> [Task to carry out]
Pictures appear in the records below; write out everything else exactly.

%%

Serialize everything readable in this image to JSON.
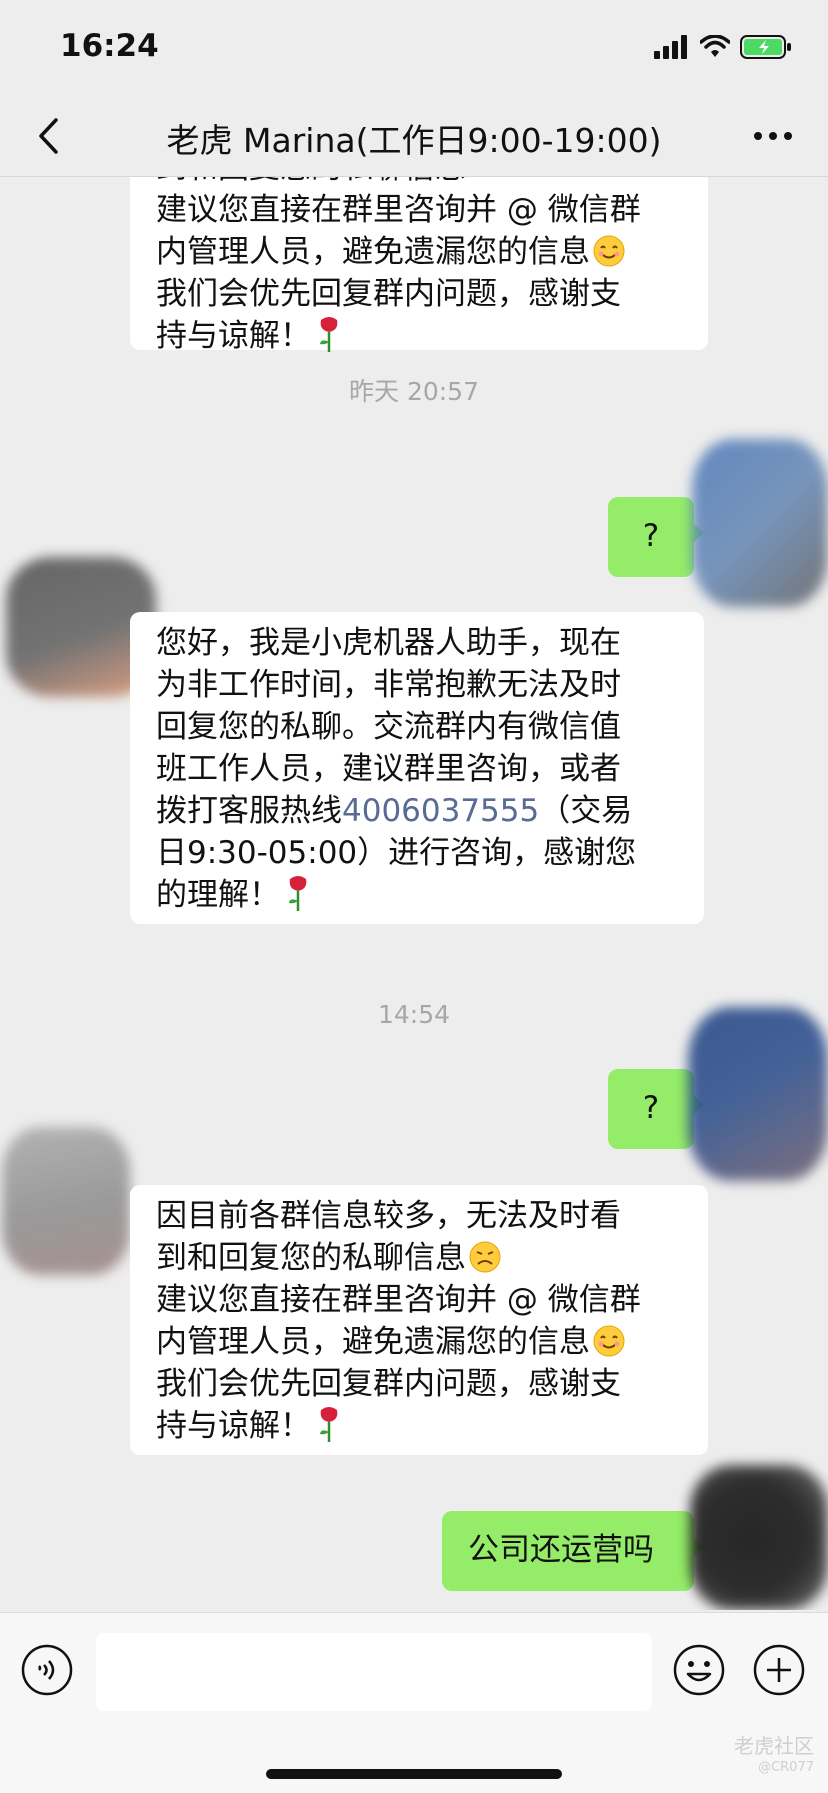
{
  "status_bar": {
    "time": "16:24"
  },
  "nav": {
    "title": "老虎 Marina(工作日9:00-19:00)"
  },
  "messages": {
    "m1": {
      "lines": [
        "到和回复您的私聊信息",
        "建议您直接在群里咨询并 @ 微信群",
        "内管理人员，避免遗漏您的信息",
        "我们会优先回复群内问题，感谢支",
        "持与谅解！"
      ]
    },
    "ts1": "昨天 20:57",
    "m2": "?",
    "m3": {
      "lines": [
        "您好，我是小虎机器人助手，现在",
        "为非工作时间，非常抱歉无法及时",
        "回复您的私聊。交流群内有微信值",
        "班工作人员，建议群里咨询，或者"
      ],
      "line5_prefix": "拨打客服热线",
      "phone": "4006037555",
      "line5_suffix": "（交易",
      "line6": "日9:30-05:00）进行咨询，感谢您",
      "line7": "的理解！"
    },
    "ts2": "14:54",
    "m4": "?",
    "m5": {
      "lines": [
        "因目前各群信息较多，无法及时看",
        "到和回复您的私聊信息",
        "建议您直接在群里咨询并 @ 微信群",
        "内管理人员，避免遗漏您的信息",
        "我们会优先回复群内问题，感谢支",
        "持与谅解！"
      ]
    },
    "m6": "公司还运营吗"
  },
  "input": {
    "placeholder": ""
  },
  "watermark": {
    "brand": "老虎社区",
    "handle": "@CR077"
  },
  "colors": {
    "background": "#ededed",
    "my_bubble": "#95ec69",
    "other_bubble": "#ffffff",
    "link": "#576b95"
  },
  "icons": [
    "back-icon",
    "more-icon",
    "signal-icon",
    "wifi-icon",
    "battery-icon",
    "voice-icon",
    "emoji-icon",
    "plus-icon",
    "rose-emoji",
    "smile-emoji",
    "sad-emoji"
  ]
}
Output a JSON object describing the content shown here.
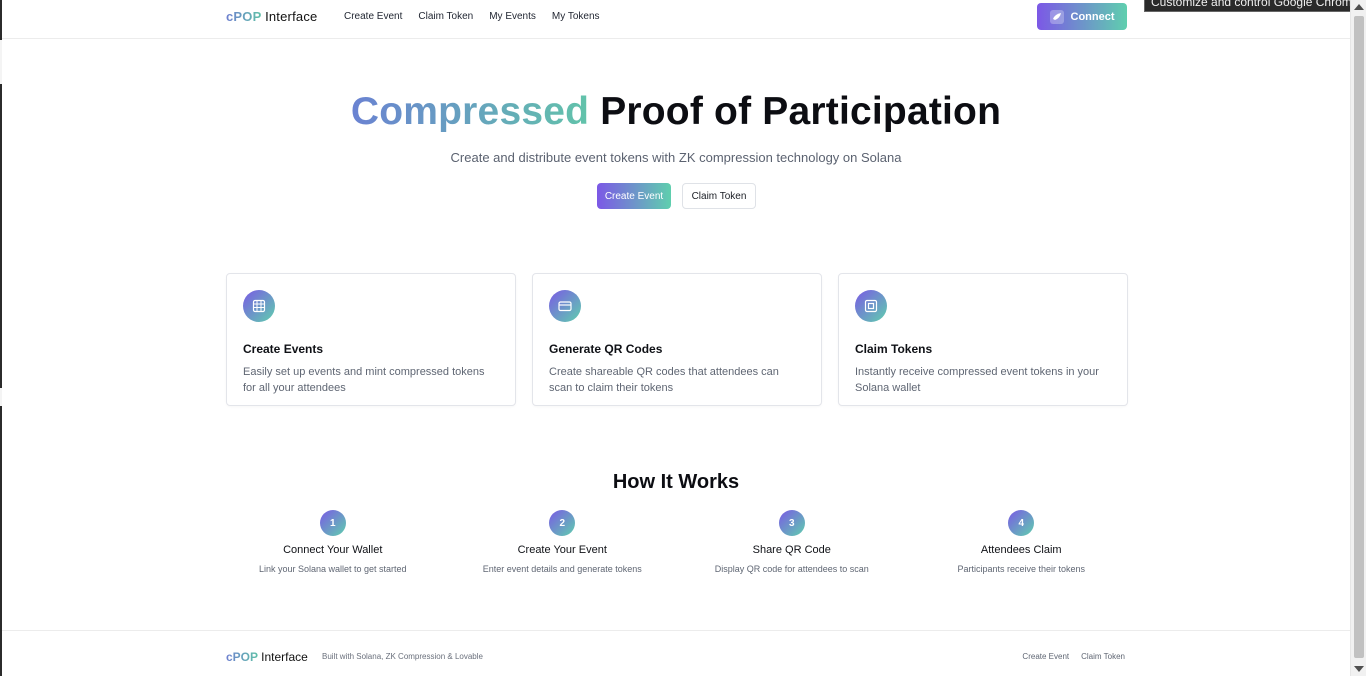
{
  "header": {
    "brand_accent": "cPOP",
    "brand_rest": "Interface",
    "nav": [
      "Create Event",
      "Claim Token",
      "My Events",
      "My Tokens"
    ],
    "connect_label": "Connect"
  },
  "tooltip": "Customize and control Google Chrome",
  "hero": {
    "title_accent": "Compressed",
    "title_rest": "Proof of Participation",
    "subtitle": "Create and distribute event tokens with ZK compression technology on Solana",
    "primary_button": "Create Event",
    "secondary_button": "Claim Token"
  },
  "features": [
    {
      "icon": "calendar-grid-icon",
      "title": "Create Events",
      "desc": "Easily set up events and mint compressed tokens for all your attendees"
    },
    {
      "icon": "card-icon",
      "title": "Generate QR Codes",
      "desc": "Create shareable QR codes that attendees can scan to claim their tokens"
    },
    {
      "icon": "token-square-icon",
      "title": "Claim Tokens",
      "desc": "Instantly receive compressed event tokens in your Solana wallet"
    }
  ],
  "how": {
    "title": "How It Works",
    "steps": [
      {
        "num": "1",
        "title": "Connect Your Wallet",
        "desc": "Link your Solana wallet to get started"
      },
      {
        "num": "2",
        "title": "Create Your Event",
        "desc": "Enter event details and generate tokens"
      },
      {
        "num": "3",
        "title": "Share QR Code",
        "desc": "Display QR code for attendees to scan"
      },
      {
        "num": "4",
        "title": "Attendees Claim",
        "desc": "Participants receive their tokens"
      }
    ]
  },
  "footer": {
    "brand_accent": "cPOP",
    "brand_rest": "Interface",
    "built_with": "Built with Solana, ZK Compression & Lovable",
    "links": [
      "Create Event",
      "Claim Token"
    ]
  },
  "colors": {
    "gradient_start": "#7c58e6",
    "gradient_end": "#5fcfae"
  }
}
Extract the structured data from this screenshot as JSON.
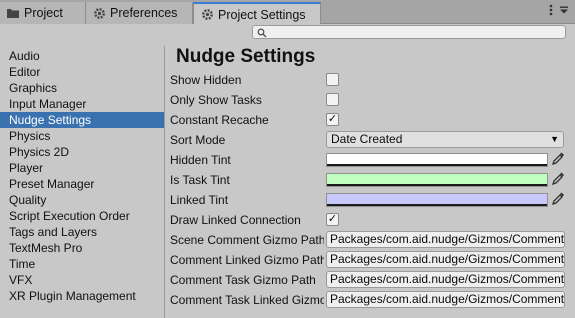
{
  "tabs": [
    {
      "label": "Project",
      "icon": "folder-icon"
    },
    {
      "label": "Preferences",
      "icon": "gear-icon"
    },
    {
      "label": "Project Settings",
      "icon": "gear-icon"
    }
  ],
  "search": {
    "placeholder": ""
  },
  "sidebar": {
    "items": [
      "Audio",
      "Editor",
      "Graphics",
      "Input Manager",
      "Nudge Settings",
      "Physics",
      "Physics 2D",
      "Player",
      "Preset Manager",
      "Quality",
      "Script Execution Order",
      "Tags and Layers",
      "TextMesh Pro",
      "Time",
      "VFX",
      "XR Plugin Management"
    ],
    "selected": "Nudge Settings"
  },
  "main": {
    "title": "Nudge Settings",
    "show_hidden": {
      "label": "Show Hidden",
      "checked": false
    },
    "only_show_tasks": {
      "label": "Only Show Tasks",
      "checked": false
    },
    "constant_recache": {
      "label": "Constant Recache",
      "checked": true,
      "mark": "✓"
    },
    "sort_mode": {
      "label": "Sort Mode",
      "value": "Date Created"
    },
    "hidden_tint": {
      "label": "Hidden Tint",
      "color": "#ffffff"
    },
    "is_task_tint": {
      "label": "Is Task Tint",
      "color": "#c1ffc1"
    },
    "linked_tint": {
      "label": "Linked Tint",
      "color": "#c8c8fa"
    },
    "draw_linked_connection": {
      "label": "Draw Linked Connection",
      "checked": true,
      "mark": "✓"
    },
    "scene_comment_gizmo_path": {
      "label": "Scene Comment Gizmo Path",
      "value": "Packages/com.aid.nudge/Gizmos/Comment"
    },
    "comment_linked_gizmo_path": {
      "label": "Comment Linked Gizmo Path",
      "value": "Packages/com.aid.nudge/Gizmos/Comment"
    },
    "comment_task_gizmo_path": {
      "label": "Comment Task Gizmo Path",
      "value": "Packages/com.aid.nudge/Gizmos/Comment"
    },
    "comment_task_linked_gizmo_path": {
      "label": "Comment Task Linked Gizmo Path",
      "value": "Packages/com.aid.nudge/Gizmos/Comment"
    }
  }
}
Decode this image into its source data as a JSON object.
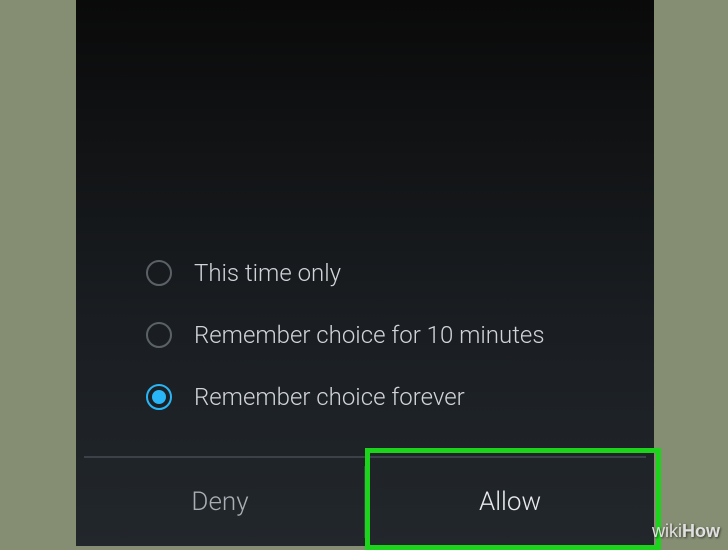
{
  "dialog": {
    "options": [
      {
        "label": "This time only",
        "selected": false
      },
      {
        "label": "Remember choice for 10 minutes",
        "selected": false
      },
      {
        "label": "Remember choice forever",
        "selected": true
      }
    ],
    "buttons": {
      "deny": "Deny",
      "allow": "Allow"
    }
  },
  "watermark": {
    "part1": "wiki",
    "part2": "How"
  }
}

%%

> [Output of the exercise]
Serialize everything readable in this image to JSON.
{
  "status_bar": {
    "time": "16:24"
  },
  "nav": {
    "title": "老虎 Marina(工作日9:00-19:00)"
  },
  "messages": {
    "m1": {
      "lines": [
        "到和回复您的私聊信息",
        "建议您直接在群里咨询并 @ 微信群",
        "内管理人员，避免遗漏您的信息",
        "我们会优先回复群内问题，感谢支",
        "持与谅解！"
      ]
    },
    "ts1": "昨天 20:57",
    "m2": "?",
    "m3": {
      "lines": [
        "您好，我是小虎机器人助手，现在",
        "为非工作时间，非常抱歉无法及时",
        "回复您的私聊。交流群内有微信值",
        "班工作人员，建议群里咨询，或者"
      ],
      "line5_prefix": "拨打客服热线",
      "phone": "4006037555",
      "line5_suffix": "（交易",
      "line6": "日9:30-05:00）进行咨询，感谢您",
      "line7": "的理解！"
    },
    "ts2": "14:54",
    "m4": "?",
    "m5": {
      "lines": [
        "因目前各群信息较多，无法及时看",
        "到和回复您的私聊信息",
        "建议您直接在群里咨询并 @ 微信群",
        "内管理人员，避免遗漏您的信息",
        "我们会优先回复群内问题，感谢支",
        "持与谅解！"
      ]
    },
    "m6": "公司还运营吗"
  },
  "input": {
    "placeholder": ""
  },
  "watermark": {
    "brand": "老虎社区",
    "handle": "@CR077"
  },
  "colors": {
    "background": "#ededed",
    "my_bubble": "#95ec69",
    "other_bubble": "#ffffff",
    "link": "#576b95"
  },
  "icons": [
    "back-icon",
    "more-icon",
    "signal-icon",
    "wifi-icon",
    "battery-icon",
    "voice-icon",
    "emoji-icon",
    "plus-icon",
    "rose-emoji",
    "smile-emoji",
    "sad-emoji"
  ]
}
Output a JSON object describing the content shown here.
{
  "header": {
    "brand_accent": "cPOP",
    "brand_rest": "Interface",
    "nav": [
      "Create Event",
      "Claim Token",
      "My Events",
      "My Tokens"
    ],
    "connect_label": "Connect"
  },
  "tooltip": "Customize and control Google Chrome",
  "hero": {
    "title_accent": "Compressed",
    "title_rest": "Proof of Participation",
    "subtitle": "Create and distribute event tokens with ZK compression technology on Solana",
    "primary_button": "Create Event",
    "secondary_button": "Claim Token"
  },
  "features": [
    {
      "icon": "calendar-grid-icon",
      "title": "Create Events",
      "desc": "Easily set up events and mint compressed tokens for all your attendees"
    },
    {
      "icon": "card-icon",
      "title": "Generate QR Codes",
      "desc": "Create shareable QR codes that attendees can scan to claim their tokens"
    },
    {
      "icon": "token-square-icon",
      "title": "Claim Tokens",
      "desc": "Instantly receive compressed event tokens in your Solana wallet"
    }
  ],
  "how": {
    "title": "How It Works",
    "steps": [
      {
        "num": "1",
        "title": "Connect Your Wallet",
        "desc": "Link your Solana wallet to get started"
      },
      {
        "num": "2",
        "title": "Create Your Event",
        "desc": "Enter event details and generate tokens"
      },
      {
        "num": "3",
        "title": "Share QR Code",
        "desc": "Display QR code for attendees to scan"
      },
      {
        "num": "4",
        "title": "Attendees Claim",
        "desc": "Participants receive their tokens"
      }
    ]
  },
  "footer": {
    "brand_accent": "cPOP",
    "brand_rest": "Interface",
    "built_with": "Built with Solana, ZK Compression & Lovable",
    "links": [
      "Create Event",
      "Claim Token"
    ]
  },
  "colors": {
    "gradient_start": "#7c58e6",
    "gradient_end": "#5fcfae"
  }
}
Extract the structured data from this screenshot as JSON.
{
  "tabs": [
    {
      "label": "Project",
      "icon": "folder-icon"
    },
    {
      "label": "Preferences",
      "icon": "gear-icon"
    },
    {
      "label": "Project Settings",
      "icon": "gear-icon"
    }
  ],
  "search": {
    "placeholder": ""
  },
  "sidebar": {
    "items": [
      "Audio",
      "Editor",
      "Graphics",
      "Input Manager",
      "Nudge Settings",
      "Physics",
      "Physics 2D",
      "Player",
      "Preset Manager",
      "Quality",
      "Script Execution Order",
      "Tags and Layers",
      "TextMesh Pro",
      "Time",
      "VFX",
      "XR Plugin Management"
    ],
    "selected": "Nudge Settings"
  },
  "main": {
    "title": "Nudge Settings",
    "show_hidden": {
      "label": "Show Hidden",
      "checked": false
    },
    "only_show_tasks": {
      "label": "Only Show Tasks",
      "checked": false
    },
    "constant_recache": {
      "label": "Constant Recache",
      "checked": true,
      "mark": "✓"
    },
    "sort_mode": {
      "label": "Sort Mode",
      "value": "Date Created"
    },
    "hidden_tint": {
      "label": "Hidden Tint",
      "color": "#ffffff"
    },
    "is_task_tint": {
      "label": "Is Task Tint",
      "color": "#c1ffc1"
    },
    "linked_tint": {
      "label": "Linked Tint",
      "color": "#c8c8fa"
    },
    "draw_linked_connection": {
      "label": "Draw Linked Connection",
      "checked": true,
      "mark": "✓"
    },
    "scene_comment_gizmo_path": {
      "label": "Scene Comment Gizmo Path",
      "value": "Packages/com.aid.nudge/Gizmos/Comment"
    },
    "comment_linked_gizmo_path": {
      "label": "Comment Linked Gizmo Path",
      "value": "Packages/com.aid.nudge/Gizmos/Comment"
    },
    "comment_task_gizmo_path": {
      "label": "Comment Task Gizmo Path",
      "value": "Packages/com.aid.nudge/Gizmos/Comment"
    },
    "comment_task_linked_gizmo_path": {
      "label": "Comment Task Linked Gizmo Path",
      "value": "Packages/com.aid.nudge/Gizmos/Comment"
    }
  }
}
Decode this image into its source data as a JSON object.
{
  "dialog": {
    "options": [
      {
        "label": "This time only",
        "selected": false
      },
      {
        "label": "Remember choice for 10 minutes",
        "selected": false
      },
      {
        "label": "Remember choice forever",
        "selected": true
      }
    ],
    "buttons": {
      "deny": "Deny",
      "allow": "Allow"
    }
  },
  "watermark": {
    "part1": "wiki",
    "part2": "How"
  }
}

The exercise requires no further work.